CALLER LIZ:     

[Interrupts] But I was already told that I was on the hardship provision back in January, and it's May.

 

ALAN TUDGE: 

Yeah, normal course of events is it'll happen literally within a few days, is my understanding, if someone has been found to be suffering from severe hardship, which is a test basically of how much money you've got in your bank account, and if it's shown you don't have much to get by on then your claim gets expedited.

 

TOM TILLEY:   

All right Liz, we'll move on from that. Thank you so much for telling us about your situation. Good to hear that the payments are starting to roll in, you can get back to a normal life. Good on you.

Alan Tudge, great to have you back on the show to talk through an issue that's clearly so important to so many young people. Thanks for joining us again.

 

ALAN TUDGE: 

Thanks Tom for having me on, and I appreciate that some people have had to wait a bit longer than perhaps what they would've expected. I can reassure them though that they do have their payments backdated as well from when they first made the claim. We have dealt with the backlog, and anybody who was suffering from severe hardship had their claim expedited.

 

TOM TILLEY:   

All right, good on you Alan Tudge.

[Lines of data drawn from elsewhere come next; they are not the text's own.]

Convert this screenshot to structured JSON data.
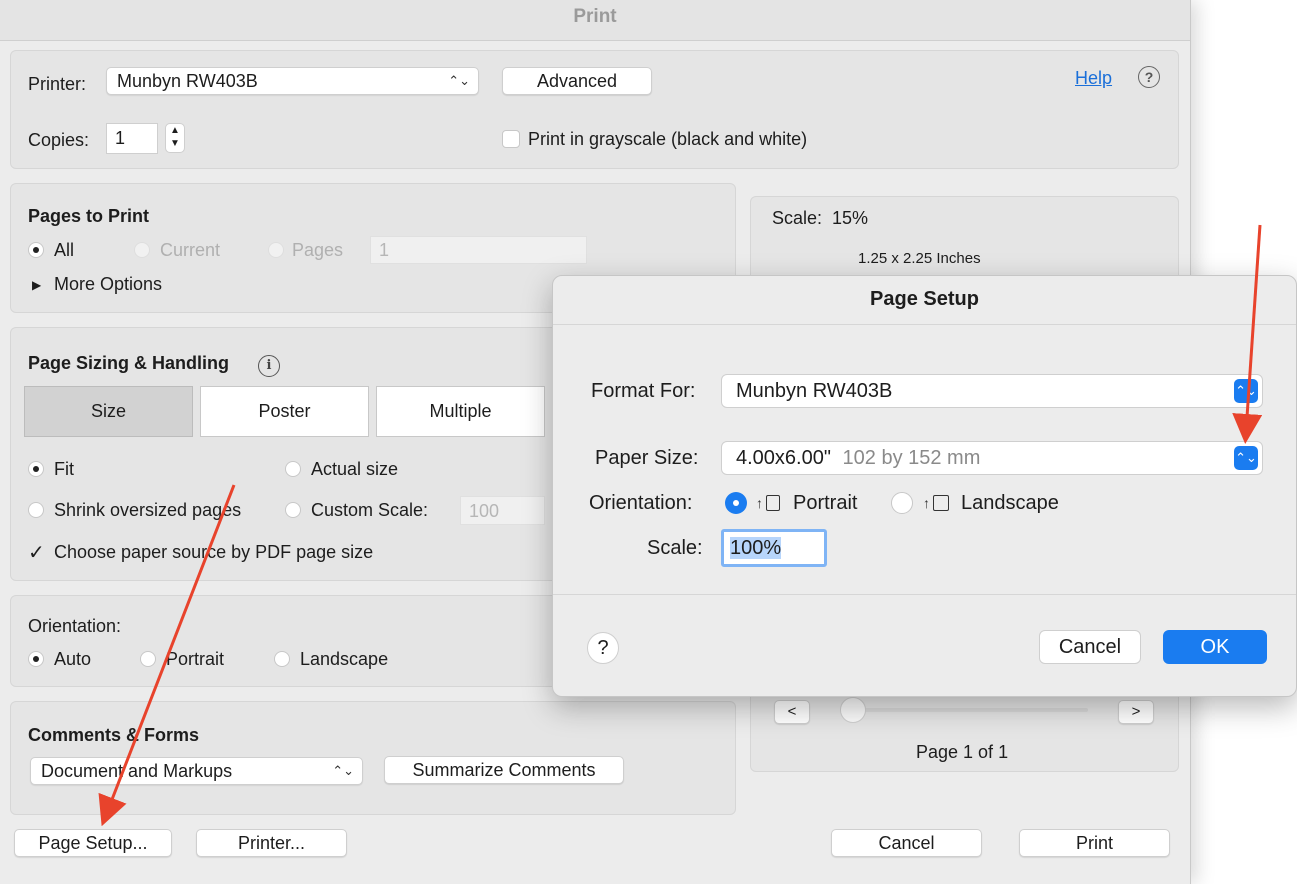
{
  "print_dialog": {
    "title": "Print",
    "printer_label": "Printer:",
    "printer_value": "Munbyn RW403B",
    "advanced_button": "Advanced",
    "help_link": "Help",
    "help_icon": "?",
    "copies_label": "Copies:",
    "copies_value": "1",
    "grayscale_label": "Print in grayscale (black and white)",
    "pages_to_print": {
      "heading": "Pages to Print",
      "all": "All",
      "current": "Current",
      "pages": "Pages",
      "pages_value": "1",
      "more_options": "More Options"
    },
    "page_sizing": {
      "heading": "Page Sizing & Handling",
      "info_icon": "i",
      "tabs": [
        "Size",
        "Poster",
        "Multiple"
      ],
      "fit": "Fit",
      "actual_size": "Actual size",
      "shrink": "Shrink oversized pages",
      "custom_scale": "Custom Scale:",
      "custom_scale_value": "100",
      "paper_source": "Choose paper source by PDF page size"
    },
    "orientation": {
      "heading": "Orientation:",
      "auto": "Auto",
      "portrait": "Portrait",
      "landscape": "Landscape"
    },
    "comments": {
      "heading": "Comments & Forms",
      "select_value": "Document and Markups",
      "summarize_button": "Summarize Comments"
    },
    "preview": {
      "scale_text": "Scale:  15%",
      "size_text": "1.25 x 2.25 Inches",
      "prev": "<",
      "next": ">",
      "page_text": "Page 1 of 1"
    },
    "buttons": {
      "page_setup": "Page Setup...",
      "printer": "Printer...",
      "cancel": "Cancel",
      "print": "Print"
    }
  },
  "page_setup": {
    "title": "Page Setup",
    "format_label": "Format For:",
    "format_value": "Munbyn RW403B",
    "paper_label": "Paper Size:",
    "paper_value": "4.00x6.00\"",
    "paper_detail": "102 by 152 mm",
    "orientation_label": "Orientation:",
    "portrait": "Portrait",
    "landscape": "Landscape",
    "scale_label": "Scale:",
    "scale_value": "100%",
    "help_icon": "?",
    "cancel": "Cancel",
    "ok": "OK"
  },
  "colors": {
    "accent": "#1a7cf0",
    "annotation_arrow": "#e8432c"
  }
}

Thanks for joining us.

 

ALAN TUDGE: 

Thanks Tom.

 

(ENDS)



Search this site:
Contact Alan

Electorate Office
420 Burwood Highway
Level 1, Suite 4
Wantirna South VIC 3152

Phone: (03) 9887 3890
Fax: (03) 9887 3893

Email Alan
Community Survey

Facebook iconYou Tube IconRSS Icon

Aston Community Awards 2017
The Aston Community Awards celebrate local Knox volunteers and organisations that make our community great.



Help Stamp Out Ice in Knox

Use the buttons below to see the Aston Ice Report and to add your name to the Knox Drug Rehab Petition.
E-Newsletter
Sign up to receive my e-newsletter

Alan's Latest Tweet